As I mentioned last post we also need the equivalent of the second derivative for newton-raphson. This takes the form of the hessian. Another quick mathematics reminder, the Hessian is the square matrix consisting of all the second derivatives of our function. The Hessian exhaustively takes the derivatives of the function with respect to one variable an d the second derivative with respect to every variable again. To clarify this i have left the general case below along with our specific case.

Note that the Hessian above is a square matrix (it always should be). The second check that has to be made is to ensure that the Hessian is invertible. Since we are dealing with matrix we cannot “divide” matrices, we must use the inverse of the Hessian instead. This comes into play with our iterative step. Now to start our method we need an initial point, we are going to use the same one as we did with Steepest Descent (8,8). With these values we calculate our Hessian and Gradient which gives us the following.

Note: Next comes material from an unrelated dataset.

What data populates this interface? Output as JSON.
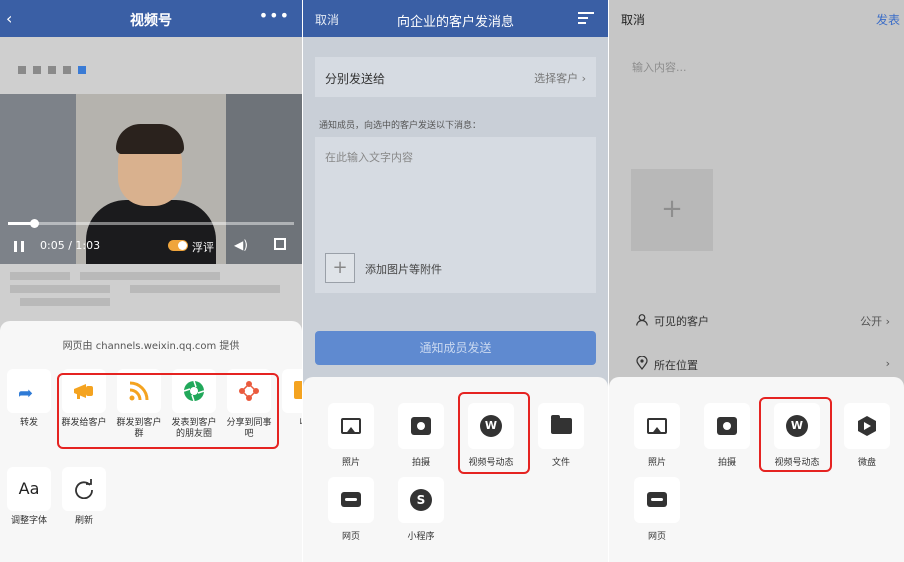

We now take the inverse of the Hessian and then find our next point. The iterative equation is listed below as well as the output.

Our new point was a considerable decrease from our starting point. We repeat the above steps until we reach our stopping conditions which I set as our normal tolerance limits. I allowed the method to iterate until these conditions were met. The steps are outlined in the plot below.

The graph above looks similar to our dynamic steepest descent. As you can see the method was very direct. Taking only 5 iterations our method produces a minimum of (0.9987,0.4987). This is pretty much dead on to the actual minimum of our function. Newton Raphson makes quick work of the minimization. Next post we will look at the limitations of this method. Code below.

-Marcello

%newton raphson in dimensions
%f(x,y) = x^2 -x+cos(y+x)+y^2
x=zeros(2,7);
z=zeros(1,7);
x(1,1)=8; %initial guess
x(2,1)=8;
tol(1)=1;
tol(2)=2;
i=2;
while tol(1) >0.0001 && tol(2) > 0.0001 %stop conditions
%gradients
dx1 = -1+2*x(1,i-1)-sin(x(1,i-1)+x(2,i-1)); %gradient dx
dx2 = 2*x(2,i-1) - sin(x(1,i-1)+x(2,i-1)); %gradient dy
g=[dx1,dx2]';%gradient matrix
%hessian
ddx1= 2 - cos(x(1,i-1)+x(2,i-1)); % sames as ddx2
dx1dx2= -cos(x(1,i-1)+x(2,i-1)); % same as dx2dx1
h =[ddx1 dx1dx2;dx1dx2,ddx1]; %hessian matrix
x(:,i) = x(:,i-1)-hg;
tol(1) = abs(x(1,i)-x(1,i-1)); %tolerance calc
tol(2) = abs(x(2,i)-x(2,i-1));
z(i) =x(1,i)^2 -x(1,i)+cos(x(2,i)+x(1,i))+x(2,i)^2; % function eval
i=i+1;
end